PARENTS overreacting to complaints by the child and rushing to school to confront his or her teacher, sometimes physically, is no laughing matter.
To offer them a better approach, the National Union of the Teaching Profession (NUTP) plans to draw up guidelines for a Code of Ethics.
Newly-elected NUTP president, Kamarozaman Abd Razak, who assumed his new role at an exco meeting last Saturday said: “With the code of ethics, parents will have to follow a standard operating procedure, such as setting up a meeting with the principal, instead of going directly to a teacher to voice their complaints.”
Kamarozaman clarified that this move is not designed to persecute parents, but to protect teachers.
It will also ensure that parents take a more disciplined approach to solve an issue they are unhappy about. That, in turn, will set a good example for their children and other students.
“There are various codes of ethics for teachers, but none for parents. But these codes exist in other countries, so we can use them as a guideline to deter parents from taking things into their own hands,” he said.
The idea for a set of guidelines for parents was proposed by NUTP to the government three weeks ago at a meeting between both parties.
“I understand why they want to do this, as parents these days can be quite a handful,” said a mother of three, Ellen Kiong. “But I also want to know what the guidelines entail.”
Kiong said she had seen parents getting upset with teachers when their kids fall and scrape a knee during playtime in school.
Another mother of three, Sagayah Mary Puttagunta, said: “I don’t think we need a Code of Ethics. We’ll only be wasting paper!”
She elaborated that parents these days are more hands on and involved in their child’s school because there is a need to.
“We don’t get circulars from the government telling us about a new ruling, so we have to find out on our own,” she said.
Abdul Wahab Kadir, who has one school-going child, also does not support the idea for a Code of Ethics for parents.
“What are they going to put in it? Better still, how are they going to implement it?” he asked.
During the exco meeting, Chan Tai Chung took over the role of NUTP deputy president from Tey Meng Seng, who retired in February. Kamarozaman replaced Hashim Adnan, who retired on Sept 9.

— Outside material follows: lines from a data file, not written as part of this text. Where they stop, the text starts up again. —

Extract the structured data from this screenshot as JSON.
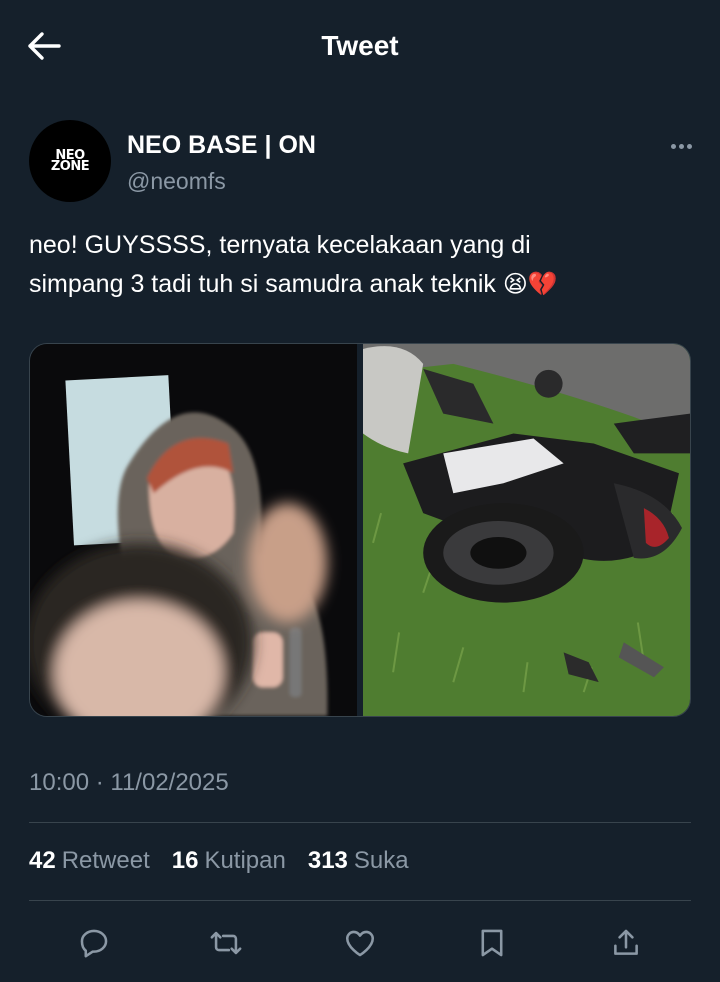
{
  "header": {
    "title": "Tweet",
    "back_icon": "arrow-left-icon"
  },
  "author": {
    "avatar_logo_line1": "NEO",
    "avatar_logo_line2": "ZONE",
    "display_name": "NEO BASE | ON",
    "handle": "@neomfs"
  },
  "tweet": {
    "text_line1": "neo! GUYSSSS, ternyata kecelakaan yang di",
    "text_line2": "simpang 3 tadi tuh si samudra anak teknik ",
    "emoji_1": "😫",
    "emoji_2": "💔",
    "timestamp": "10:00 · 11/02/2025"
  },
  "stats": {
    "retweets_count": "42",
    "retweets_label": "Retweet",
    "quotes_count": "16",
    "quotes_label": "Kutipan",
    "likes_count": "313",
    "likes_label": "Suka"
  },
  "actions": [
    "reply-icon",
    "retweet-icon",
    "like-icon",
    "bookmark-icon",
    "share-icon"
  ],
  "colors": {
    "background": "#15202b",
    "muted": "#8b98a5",
    "divider": "#38444d",
    "text": "#ffffff"
  }
}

Among the other initiatives NUTP would like to implement are to reduce the workload of teachers and introduce teacher assistants in schools.